I'm not busting anyone out here ... but why use words/names like "pate brisee" and/or "pate sucree"?!? What regular home people are familiar with that type of vocabulary? "French pie crust" - "French tart crust" gets the point across a little easier I'm thinking.
Shortcrust pastry is a type of pastry often used for the base of a tart, quiche or pie. It does not puff up during baking because it usually contains no leavening agent. It is possible to make shortcrust pastry with self-rising flour, however. Shortcrust pastry can be used to make both sweet and savory pies such as apple pie, quiche, lemon meringue or chicken pie. Many shortcrust pastries are prepared using vegetable shortening, a fat food product that is solid at room temperature, the composition of which tends to create crumbly, shortcrust-style pastries and pastry crusts.
Now if you've just gotta know this stuff ... here:
Pâte à foncer is French shortcrust pastry that includes egg. Egg and butter are worked together with a small quantity of sugar and salt before the flour is drawn into the mixture and cold water added to bind it.
Pâte brisée is similar to pâte à foncer, but is lighter and more delicate due to an increased quantity of butter — up to three fifths the quantity of flour.
Pâte sucrée (sweetcrust pastry, sweet dough, or sweet paste) is made with the addition of sugar, which sweetens the mix and impedes the gluten strands, creating a pastry that breaks up easily in the mouth.
2 1/2 cups all-purpose flour
1 teaspoon salt
1 teaspoon sugar
1 cup (2 sticks) unsalted butter, chilled and cut into small pieces
1/4 to 1/2 cup ice waterDirections:
In the bowl of a food processor, combine flour, salt, and sugar.
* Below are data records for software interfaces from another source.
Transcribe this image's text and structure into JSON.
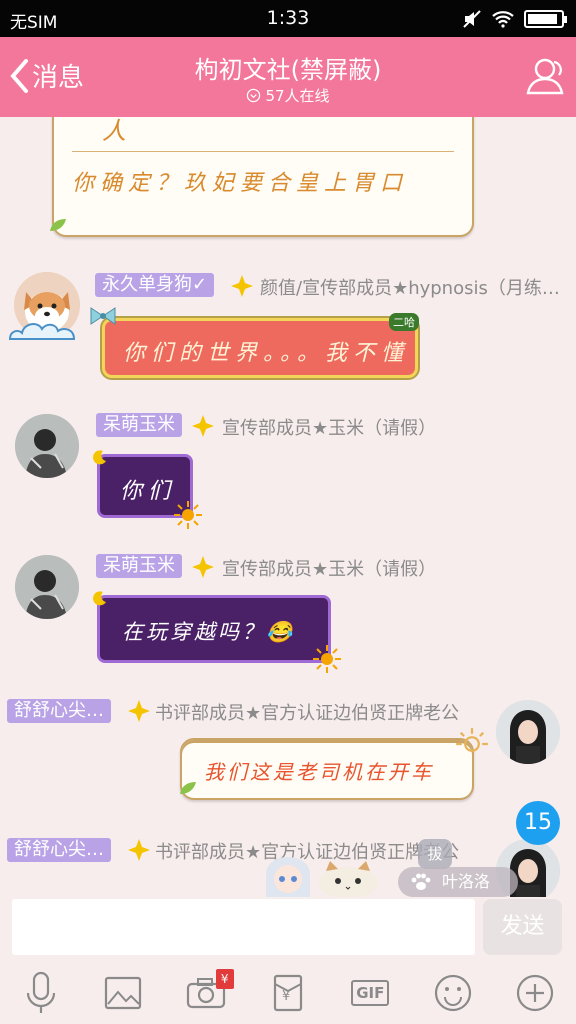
{
  "status_bar": {
    "carrier": "无SIM",
    "time": "1:33",
    "battery_level": 0.9
  },
  "header": {
    "back_label": "消息",
    "title": "枸初文社(禁屏蔽)",
    "online": "57人在线"
  },
  "messages": [
    {
      "text": "你确定？玖妃要合皇上胃口",
      "partial_top": "人"
    },
    {
      "name": "永久单身狗✓",
      "role": "颜值/宣传部成员★hypnosis（月练…",
      "tag": "二哈",
      "text": "你们的世界。。。我不懂"
    },
    {
      "name": "呆萌玉米",
      "role": "宣传部成员★玉米（请假）",
      "text": "你们"
    },
    {
      "name": "呆萌玉米",
      "role": "宣传部成员★玉米（请假）",
      "text": "在玩穿越吗？😂"
    },
    {
      "name": "舒舒心尖…",
      "role": "书评部成员★官方认证边伯贤正牌老公",
      "text": "我们这是老司机在开车"
    },
    {
      "name": "舒舒心尖…",
      "role": "书评部成员★官方认证边伯贤正牌老公"
    }
  ],
  "overlay": {
    "unread_count": "15",
    "typing_name": "叶洛洛",
    "typing_badge": "拔"
  },
  "input": {
    "placeholder": "",
    "send_label": "发送"
  },
  "toolbar": {
    "gif_label": "GIF",
    "red_packet_mark": "¥",
    "wallet_mark": "¥"
  },
  "colors": {
    "header": "#f3769b",
    "name_tag": "#b9a3e6",
    "unread_badge": "#1ea0f0"
  }
}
Add butter, and process until the mixture resembles coarse meal, 8 to 10 seconds.
With machine running, add ice water in a slow, steady stream through feed tube. Pulse until dough holds together without being wet or sticky; be careful not to process more than 30 seconds. To test, squeeze a small amount together: If it is crumbly, add more ice water, 1 tablespoon at a time.
Divide dough into two equal balls. Flatten each ball into a disc and wrap in plastic. Transfer to the refrigerator and chill at least 1 hour. Dough may be stored, frozen, up to 1 month.Pâte Sucrée
Adding egg yolks, cream, and sugar transforms a standard crust into something almost cookie-like. Freeze the second crust for later use.Ingredients:
3 large egg yolks
1/4 cup heavy cream
2 3/4 cup all-purpose flour
1 cup (2 sticks) chilled unsalted butter, cut into 1/2-inch cubes
1/4 cup plus 3 tablespoons sugar
1/4 tsp kosher salt
Whisk egg yolks and cream in a small bowl; set aside. Pulse flour, butter, sugar, and salt in a food processor until a coarse meal forms. With machine running, gradually add cream mixture; blend just to combine (do not overwork dough or crust will be tough).
Transfer dough to a large work surface. Knead just to incorporate, 4-5 turns. Divide dough in half; shape each half into a 1-inch-thick disk and wrap in plastic. Chill until firm, at least 2 hours. DO AHEAD Crust can be made 1 day ahead. Keep chilled. Let stand at room temperature for 15 minutes before rolling out. Crust can also be frozen for up to 4 months. Thaw overnight in refrigerator before rolling out.